▸ **REQUIREMENT**: Reproduce all the entries exactly.

-- RECORDS SUPPLIED follows --

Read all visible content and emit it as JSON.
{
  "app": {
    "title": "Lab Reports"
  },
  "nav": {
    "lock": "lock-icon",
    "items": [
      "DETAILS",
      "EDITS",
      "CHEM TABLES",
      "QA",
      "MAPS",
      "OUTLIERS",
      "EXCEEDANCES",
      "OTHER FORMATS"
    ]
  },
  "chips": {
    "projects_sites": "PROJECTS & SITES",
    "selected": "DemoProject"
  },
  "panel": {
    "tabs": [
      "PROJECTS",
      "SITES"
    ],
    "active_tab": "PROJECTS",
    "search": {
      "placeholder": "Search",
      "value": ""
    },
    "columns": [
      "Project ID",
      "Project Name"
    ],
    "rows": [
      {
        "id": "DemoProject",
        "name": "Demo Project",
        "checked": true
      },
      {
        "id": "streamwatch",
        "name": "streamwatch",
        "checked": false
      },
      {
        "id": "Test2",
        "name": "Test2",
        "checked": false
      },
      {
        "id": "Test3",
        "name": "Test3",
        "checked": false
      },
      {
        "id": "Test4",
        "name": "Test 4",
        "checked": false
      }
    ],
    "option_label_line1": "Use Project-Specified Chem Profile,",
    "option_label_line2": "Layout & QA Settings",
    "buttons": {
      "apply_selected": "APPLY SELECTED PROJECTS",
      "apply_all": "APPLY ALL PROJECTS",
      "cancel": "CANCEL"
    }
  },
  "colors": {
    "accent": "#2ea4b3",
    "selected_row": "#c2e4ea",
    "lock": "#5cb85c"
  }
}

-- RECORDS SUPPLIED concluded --

▸ **EXERCISE ANSWER**:
Read all visible content and emit it as JSON.
{
  "app": {
    "title": "Lab Reports"
  },
  "nav": {
    "lock": "lock-icon",
    "items": [
      "DETAILS",
      "EDITS",
      "CHEM TABLES",
      "QA",
      "MAPS",
      "OUTLIERS",
      "EXCEEDANCES",
      "OTHER FORMATS"
    ]
  },
  "chips": {
    "projects_sites": "PROJECTS & SITES",
    "selected": "DemoProject"
  },
  "panel": {
    "tabs": [
      "PROJECTS",
      "SITES"
    ],
    "active_tab": "PROJECTS",
    "search": {
      "placeholder": "Search",
      "value": ""
    },
    "columns": [
      "Project ID",
      "Project Name"
    ],
    "rows": [
      {
        "id": "DemoProject",
        "name": "Demo Project",
        "checked": true
      },
      {
        "id": "streamwatch",
        "name": "streamwatch",
        "checked": false
      },
      {
        "id": "Test2",
        "name": "Test2",
        "checked": false
      },
      {
        "id": "Test3",
        "name": "Test3",
        "checked": false
      },
      {
        "id": "Test4",
        "name": "Test 4",
        "checked": false
      }
    ],
    "option_label_line1": "Use Project-Specified Chem Profile,",
    "option_label_line2": "Layout & QA Settings",
    "buttons": {
      "apply_selected": "APPLY SELECTED PROJECTS",
      "apply_all": "APPLY ALL PROJECTS",
      "cancel": "CANCEL"
    }
  },
  "colors": {
    "accent": "#2ea4b3",
    "selected_row": "#c2e4ea",
    "lock": "#5cb85c"
  }
}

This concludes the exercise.